Watchung HVAC, construction noise generate complaints from neighbors
PHOTO BY ERIN ROLL/STAFF
By ERIN ROLL
The installation of a new heating and air conditioning system at Watchung School has generated complaints from residents on nearby Frederick Street.
Neighbors have approached school and town officials about after-hours construction, which neighbors said went until midnight some nights, during the installation that began in March.
The HVAC unit is being installed for the auditorium at Watchung, which is used as a pick-up point for students at the end of the school day, in addition to special events. Watchung parents reported that the auditorium becomes uncomfortably hot during warm weather, to the extent that children have experienced heat exhaustion.

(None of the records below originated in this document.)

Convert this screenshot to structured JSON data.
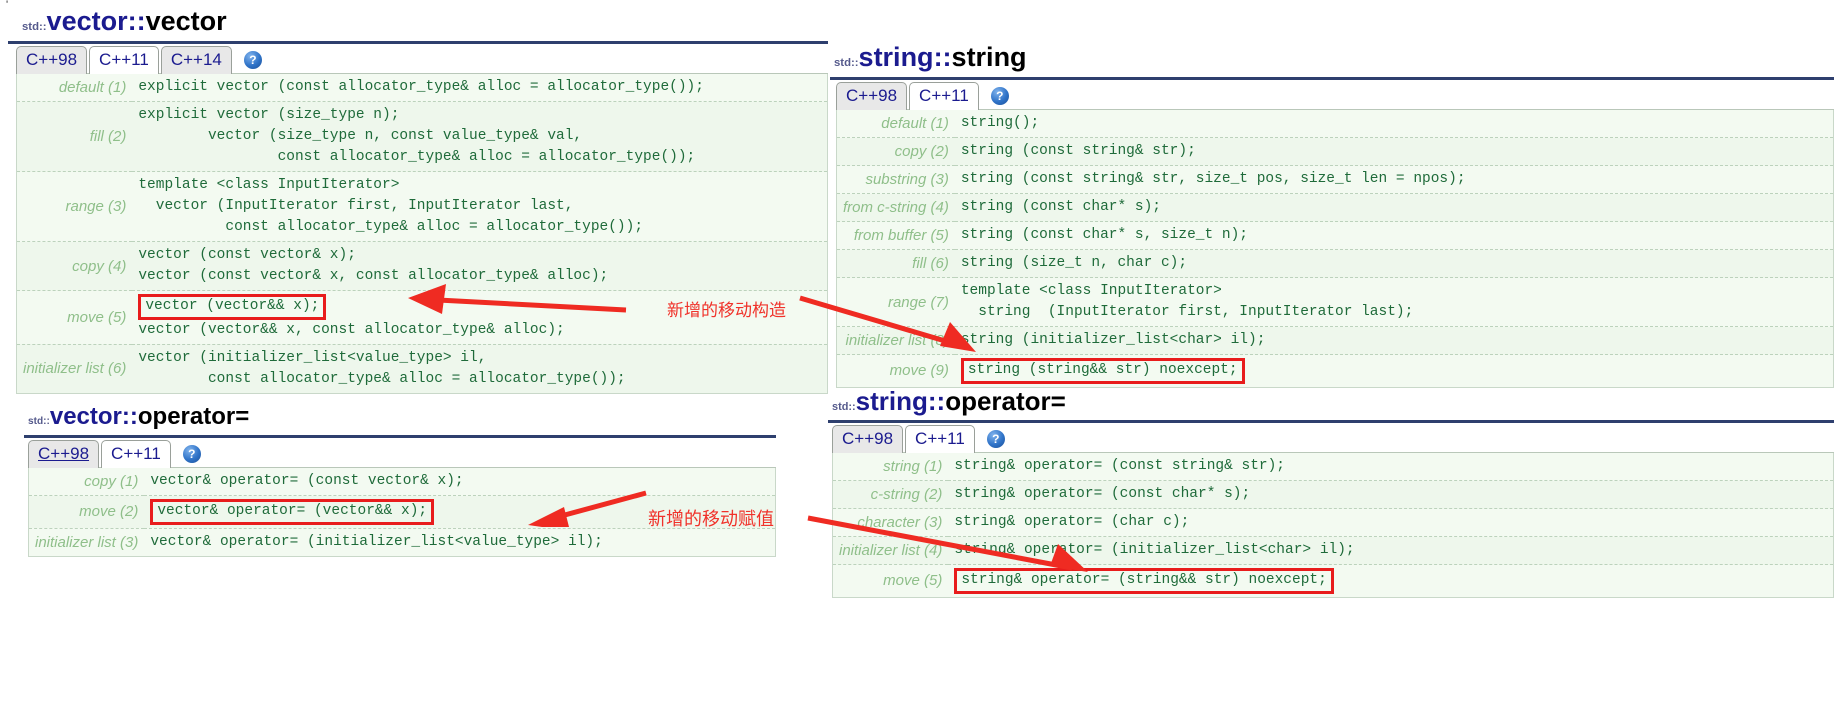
{
  "stray_mark": "'",
  "panels": {
    "vector_ctor": {
      "title_ns": "std::",
      "title_class": "vector",
      "title_sep": "::",
      "title_member": "vector",
      "tabs": [
        {
          "label": "C++98",
          "active": false
        },
        {
          "label": "C++11",
          "active": true
        },
        {
          "label": "C++14",
          "active": false
        }
      ],
      "help_label": "?",
      "rows": [
        {
          "label": "default (1)",
          "code": "explicit vector (const allocator_type& alloc = allocator_type());"
        },
        {
          "label": "fill (2)",
          "code": "explicit vector (size_type n);\n        vector (size_type n, const value_type& val,\n                const allocator_type& alloc = allocator_type());"
        },
        {
          "label": "range (3)",
          "code": "template <class InputIterator>\n  vector (InputIterator first, InputIterator last,\n          const allocator_type& alloc = allocator_type());"
        },
        {
          "label": "copy (4)",
          "code": "vector (const vector& x);\nvector (const vector& x, const allocator_type& alloc);"
        },
        {
          "label": "move (5)",
          "code_boxed": "vector (vector&& x);",
          "code_rest": "vector (vector&& x, const allocator_type& alloc);"
        },
        {
          "label": "initializer list (6)",
          "code": "vector (initializer_list<value_type> il,\n        const allocator_type& alloc = allocator_type());"
        }
      ]
    },
    "string_ctor": {
      "title_ns": "std::",
      "title_class": "string",
      "title_sep": "::",
      "title_member": "string",
      "tabs": [
        {
          "label": "C++98",
          "active": false
        },
        {
          "label": "C++11",
          "active": true
        }
      ],
      "help_label": "?",
      "rows": [
        {
          "label": "default (1)",
          "code": "string();"
        },
        {
          "label": "copy (2)",
          "code": "string (const string& str);"
        },
        {
          "label": "substring (3)",
          "code": "string (const string& str, size_t pos, size_t len = npos);"
        },
        {
          "label": "from c-string (4)",
          "code": "string (const char* s);"
        },
        {
          "label": "from buffer (5)",
          "code": "string (const char* s, size_t n);"
        },
        {
          "label": "fill (6)",
          "code": "string (size_t n, char c);"
        },
        {
          "label": "range (7)",
          "code": "template <class InputIterator>\n  string  (InputIterator first, InputIterator last);"
        },
        {
          "label": "initializer list (8)",
          "code": "string (initializer_list<char> il);"
        },
        {
          "label": "move (9)",
          "code_boxed": "string (string&& str) noexcept;"
        }
      ]
    },
    "vector_assign": {
      "title_ns": "std::",
      "title_class": "vector",
      "title_sep": "::",
      "title_member": "operator=",
      "tabs": [
        {
          "label": "C++98",
          "active": false,
          "hover": true
        },
        {
          "label": "C++11",
          "active": true
        }
      ],
      "help_label": "?",
      "rows": [
        {
          "label": "copy (1)",
          "code": "vector& operator= (const vector& x);"
        },
        {
          "label": "move (2)",
          "code_boxed": "vector& operator= (vector&& x);"
        },
        {
          "label": "initializer list (3)",
          "code": "vector& operator= (initializer_list<value_type> il);"
        }
      ]
    },
    "string_assign": {
      "title_ns": "std::",
      "title_class": "string",
      "title_sep": "::",
      "title_member": "operator=",
      "tabs": [
        {
          "label": "C++98",
          "active": false
        },
        {
          "label": "C++11",
          "active": true
        }
      ],
      "help_label": "?",
      "rows": [
        {
          "label": "string (1)",
          "code": "string& operator= (const string& str);"
        },
        {
          "label": "c-string (2)",
          "code": "string& operator= (const char* s);"
        },
        {
          "label": "character (3)",
          "code": "string& operator= (char c);"
        },
        {
          "label": "initializer list (4)",
          "code": "string& operator= (initializer_list<char> il);"
        },
        {
          "label": "move (5)",
          "code_boxed": "string& operator= (string&& str) noexcept;"
        }
      ]
    }
  },
  "annotations": {
    "move_ctor_note": "新增的移动构造",
    "move_assign_note": "新增的移动赋值"
  },
  "colors": {
    "accent_red": "#f0322a",
    "title_blue": "#1b1b8f",
    "code_green": "#1f6b3a",
    "label_green": "#8fbf8a",
    "table_bg": "#f3faf1",
    "rule_navy": "#2e3f6e"
  }
}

David Frey, whose parents live on Frederick Street, a short distance away from the school, told the council at its recent meeting, that the construction work has been continuing until midnight for about a month. “And we were never informed this was happening.”
But for Frederick Street resident Dan Keppel, whose property abuts the school, the main concern is the noise that will be generated while the HVAC unit are in operation. The units are also close to a part of the schoolyard that is used as a play area and outdoor classroom, he said. Keppel did his own research, including consulting an acoustical engineer.

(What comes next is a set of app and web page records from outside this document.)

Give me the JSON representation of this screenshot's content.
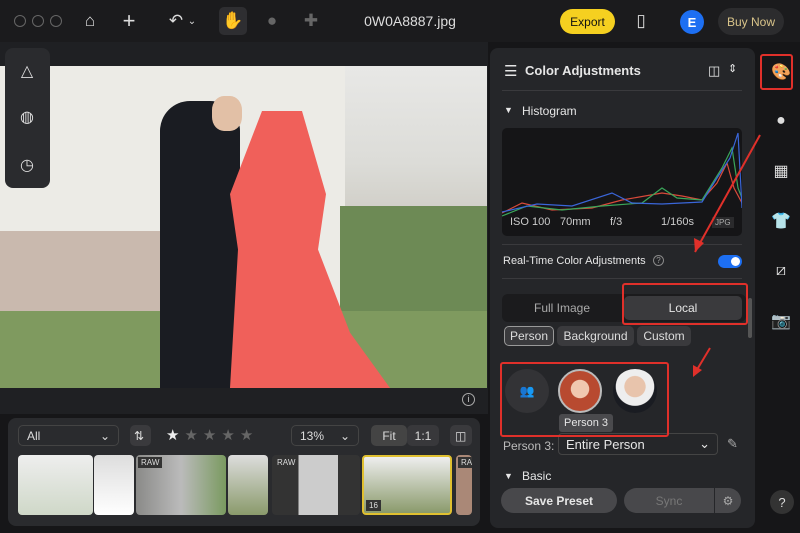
{
  "topbar": {
    "filename": "0W0A8887.jpg",
    "export_label": "Export",
    "avatar_letter": "E",
    "buy_label": "Buy Now"
  },
  "filmstrip": {
    "filter": "All",
    "rating": 1,
    "rating_max": 5,
    "zoom": "13%",
    "fit_label": "Fit",
    "one_to_one_label": "1:1",
    "thumbs": [
      {
        "badge": ""
      },
      {
        "badge": ""
      },
      {
        "badge": "RAW"
      },
      {
        "badge": ""
      },
      {
        "badge": "RAW"
      },
      {
        "badge": "",
        "index": "16",
        "selected": true
      },
      {
        "badge": "RAW"
      }
    ]
  },
  "panel": {
    "title": "Color Adjustments",
    "histogram_label": "Histogram",
    "exif": {
      "iso": "ISO 100",
      "focal": "70mm",
      "aperture": "f/3",
      "shutter": "1/160s",
      "format": "JPG"
    },
    "realtime_label": "Real-Time Color Adjustments",
    "realtime_on": true,
    "tabs": [
      "Full Image",
      "Local"
    ],
    "active_tab": "Local",
    "chips": [
      "Person",
      "Background",
      "Custom"
    ],
    "active_chip": "Person",
    "tooltip": "Person 3",
    "person_label": "Person 3:",
    "person_select": "Entire Person",
    "basic_label": "Basic",
    "save_preset": "Save Preset",
    "sync": "Sync"
  },
  "colors": {
    "accent": "#1d6ff2",
    "export": "#f5d020",
    "annotation": "#e0302a",
    "mask": "#f0605a"
  }
}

The average sound level of the unit is expected to be 85 decibels, according to a letter sent to Keppel from district architects Parette Somjen. The Occupational Safety and Health Administration describes 85 decibels as in between the sound of a freight train passing 100 feet away and the sound of a boiler room. But Keppel said that 85 decibels is equivalent to the sound of a gas leaf blower in operation.
Keppel said that he had reached out to the Board of Education, and was told that there was no way at that point to change the units.

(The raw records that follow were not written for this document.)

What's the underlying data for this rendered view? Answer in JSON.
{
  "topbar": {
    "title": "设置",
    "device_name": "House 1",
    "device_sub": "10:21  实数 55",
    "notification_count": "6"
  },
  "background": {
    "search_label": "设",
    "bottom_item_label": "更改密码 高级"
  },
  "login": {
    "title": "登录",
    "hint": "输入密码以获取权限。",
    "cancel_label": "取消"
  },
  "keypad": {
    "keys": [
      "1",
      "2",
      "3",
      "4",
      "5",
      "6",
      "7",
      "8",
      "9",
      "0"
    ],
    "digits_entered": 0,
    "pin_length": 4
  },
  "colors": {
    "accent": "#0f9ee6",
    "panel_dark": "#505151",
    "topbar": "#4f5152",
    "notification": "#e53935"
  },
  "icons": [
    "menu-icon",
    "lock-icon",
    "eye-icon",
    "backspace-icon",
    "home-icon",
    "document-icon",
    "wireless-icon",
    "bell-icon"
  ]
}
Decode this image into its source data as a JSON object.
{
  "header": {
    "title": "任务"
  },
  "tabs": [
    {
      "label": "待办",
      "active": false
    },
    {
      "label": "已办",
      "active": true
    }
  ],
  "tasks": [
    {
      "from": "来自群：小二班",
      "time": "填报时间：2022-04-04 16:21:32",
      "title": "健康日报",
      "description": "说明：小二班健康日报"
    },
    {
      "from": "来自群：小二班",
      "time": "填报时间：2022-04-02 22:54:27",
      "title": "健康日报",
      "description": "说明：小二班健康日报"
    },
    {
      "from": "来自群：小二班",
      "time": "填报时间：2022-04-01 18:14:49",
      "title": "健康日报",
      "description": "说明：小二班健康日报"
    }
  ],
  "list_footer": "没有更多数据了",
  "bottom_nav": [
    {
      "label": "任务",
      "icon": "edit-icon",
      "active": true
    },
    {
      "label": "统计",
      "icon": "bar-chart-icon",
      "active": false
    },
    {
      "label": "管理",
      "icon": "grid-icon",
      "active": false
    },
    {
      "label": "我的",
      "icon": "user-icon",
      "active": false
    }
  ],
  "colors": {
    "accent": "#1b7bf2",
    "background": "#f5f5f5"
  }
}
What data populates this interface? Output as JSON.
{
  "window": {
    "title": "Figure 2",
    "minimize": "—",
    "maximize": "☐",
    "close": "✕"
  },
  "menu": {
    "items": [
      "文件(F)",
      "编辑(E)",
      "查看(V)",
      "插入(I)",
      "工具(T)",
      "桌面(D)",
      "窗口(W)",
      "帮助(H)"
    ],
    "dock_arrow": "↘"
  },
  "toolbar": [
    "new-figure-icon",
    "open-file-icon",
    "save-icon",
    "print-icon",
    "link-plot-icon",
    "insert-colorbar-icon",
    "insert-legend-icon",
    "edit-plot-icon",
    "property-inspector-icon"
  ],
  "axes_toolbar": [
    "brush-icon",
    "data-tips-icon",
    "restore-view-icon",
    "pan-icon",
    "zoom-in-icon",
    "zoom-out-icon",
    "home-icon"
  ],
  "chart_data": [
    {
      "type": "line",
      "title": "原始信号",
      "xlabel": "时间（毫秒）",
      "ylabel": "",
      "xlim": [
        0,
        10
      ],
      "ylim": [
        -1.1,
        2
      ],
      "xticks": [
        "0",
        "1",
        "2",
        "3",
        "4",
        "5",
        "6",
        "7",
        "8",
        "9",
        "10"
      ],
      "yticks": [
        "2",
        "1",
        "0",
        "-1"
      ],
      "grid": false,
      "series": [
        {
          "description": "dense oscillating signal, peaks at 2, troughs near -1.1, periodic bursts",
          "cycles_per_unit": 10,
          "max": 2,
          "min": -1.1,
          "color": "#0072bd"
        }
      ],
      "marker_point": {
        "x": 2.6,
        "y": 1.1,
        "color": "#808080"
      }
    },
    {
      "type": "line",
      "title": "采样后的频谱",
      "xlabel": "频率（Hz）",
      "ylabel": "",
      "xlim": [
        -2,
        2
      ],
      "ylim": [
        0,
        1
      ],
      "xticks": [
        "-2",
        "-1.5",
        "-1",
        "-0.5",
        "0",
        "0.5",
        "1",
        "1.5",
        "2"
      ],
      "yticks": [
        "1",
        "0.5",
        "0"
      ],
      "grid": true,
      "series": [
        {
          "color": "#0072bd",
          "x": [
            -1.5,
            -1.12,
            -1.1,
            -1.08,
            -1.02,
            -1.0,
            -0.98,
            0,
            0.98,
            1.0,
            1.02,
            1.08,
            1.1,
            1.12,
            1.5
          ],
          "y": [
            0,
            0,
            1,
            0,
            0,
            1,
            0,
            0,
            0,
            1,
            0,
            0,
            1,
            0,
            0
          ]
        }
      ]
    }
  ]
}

The unit would also be running for several hours later in the day in the case of evening events. “If this thing is going to make a lot of noise, it’s going to reverberate,” said Frey, adding that Frederick Street is a quiet neighborhood with modest-sized houses. The presence and noise of the HVAC, he said, would make the neighborhood less desirable.
“The Montclair Township Chapter 217 Noise legislation does not specify a minimum sound level that must be adhered to. [Parette Somjen Architects] submitted a copy of the drawings and specifications to the planning board for courtesy review which was delivered on May 14, 2018. There were no comments [on the sound] received as part of this review,” states the letter from district architects Parette Somjen.
In addition, Frey said the HVAC unit is unsightly, and suggested the BOE erect a wooden fence around the unit to shield it from view.
“In regards to the one complaint, I know MPS adhered to all construction protocols. And, the requisite paperwork was filed with the appropriate township office,” Superintendent Kendra Johnson said when asked about the reports of crews working late into the night. She said she was aware of one complaint from a Watchung neighbor.
Under the township noise ordinances, construction may only be carried out between 7 a.m. and 6 p.m. on weekdays and 9 a.m. to 4 p.m. on weekends. However, exceptions may be made for not-for-profit construction work on a property, or for construction work that has to be deemed of “urgent necessity.”
Township attorney Ira Karasick said that the schools are not regulated directly by the township, but by the state, so it was likely that the township was limited in what it could require the schools to do as it pertains to local noise ordinances.
However, DOE spokesperson Mike Yaple said he was not aware of any statute or code that would exempt a school district from following local noise ordinances.
The after-hours construction has tapered off recently, Frey said, but there was a period of time when crews were going in and out of the school and slamming their truck doors close to midnight.
The Code Enforcement Office received a complaint about after-hours construction on April 24, code official Mike Reed said. Inspectors arrived at the school at 7 p.m. and found that there was no construction going on at the time. The office would continue to monitor the situation, he said.
Mayor Robert Jackson said that he had been on an email chain between Keppel and the school administration, and that Johnson’s position was that the BOE had done everything it was supposed to do. But he said he would be reaching out to the BOE the next day.